- AIM OF THE TASK: Nothing but the records themselves, exactly as written and free of pictures, should appear in your response.

(Data records for software interfaces)
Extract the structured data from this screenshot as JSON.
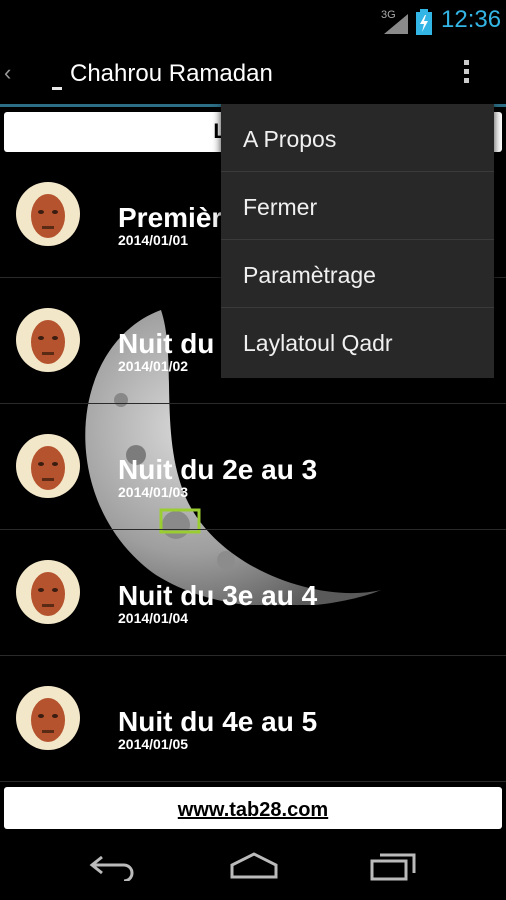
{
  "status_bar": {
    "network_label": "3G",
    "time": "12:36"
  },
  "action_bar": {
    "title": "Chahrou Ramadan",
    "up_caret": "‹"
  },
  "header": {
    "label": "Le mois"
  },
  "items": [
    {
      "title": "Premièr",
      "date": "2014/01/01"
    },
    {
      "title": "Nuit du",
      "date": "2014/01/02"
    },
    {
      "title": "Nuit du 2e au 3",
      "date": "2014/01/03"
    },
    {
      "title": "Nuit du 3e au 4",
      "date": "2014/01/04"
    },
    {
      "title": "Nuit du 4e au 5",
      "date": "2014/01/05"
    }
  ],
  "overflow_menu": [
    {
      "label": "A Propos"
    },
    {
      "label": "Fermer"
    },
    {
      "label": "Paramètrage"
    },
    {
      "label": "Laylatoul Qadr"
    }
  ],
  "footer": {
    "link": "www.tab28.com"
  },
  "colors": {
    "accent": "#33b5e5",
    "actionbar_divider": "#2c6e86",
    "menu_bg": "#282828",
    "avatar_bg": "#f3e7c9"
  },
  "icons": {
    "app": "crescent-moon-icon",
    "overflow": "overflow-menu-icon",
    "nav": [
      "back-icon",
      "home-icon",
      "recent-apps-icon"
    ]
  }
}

- REPLY TO THE EXERCISE:
Extract the structured data from this screenshot as JSON.
{
  "status_bar": {
    "network_label": "3G",
    "time": "12:36"
  },
  "action_bar": {
    "title": "Chahrou Ramadan",
    "up_caret": "‹"
  },
  "header": {
    "label": "Le mois"
  },
  "items": [
    {
      "title": "Premièr",
      "date": "2014/01/01"
    },
    {
      "title": "Nuit du",
      "date": "2014/01/02"
    },
    {
      "title": "Nuit du 2e au 3",
      "date": "2014/01/03"
    },
    {
      "title": "Nuit du 3e au 4",
      "date": "2014/01/04"
    },
    {
      "title": "Nuit du 4e au 5",
      "date": "2014/01/05"
    }
  ],
  "overflow_menu": [
    {
      "label": "A Propos"
    },
    {
      "label": "Fermer"
    },
    {
      "label": "Paramètrage"
    },
    {
      "label": "Laylatoul Qadr"
    }
  ],
  "footer": {
    "link": "www.tab28.com"
  },
  "colors": {
    "accent": "#33b5e5",
    "actionbar_divider": "#2c6e86",
    "menu_bg": "#282828",
    "avatar_bg": "#f3e7c9"
  },
  "icons": {
    "app": "crescent-moon-icon",
    "overflow": "overflow-menu-icon",
    "nav": [
      "back-icon",
      "home-icon",
      "recent-apps-icon"
    ]
  }
}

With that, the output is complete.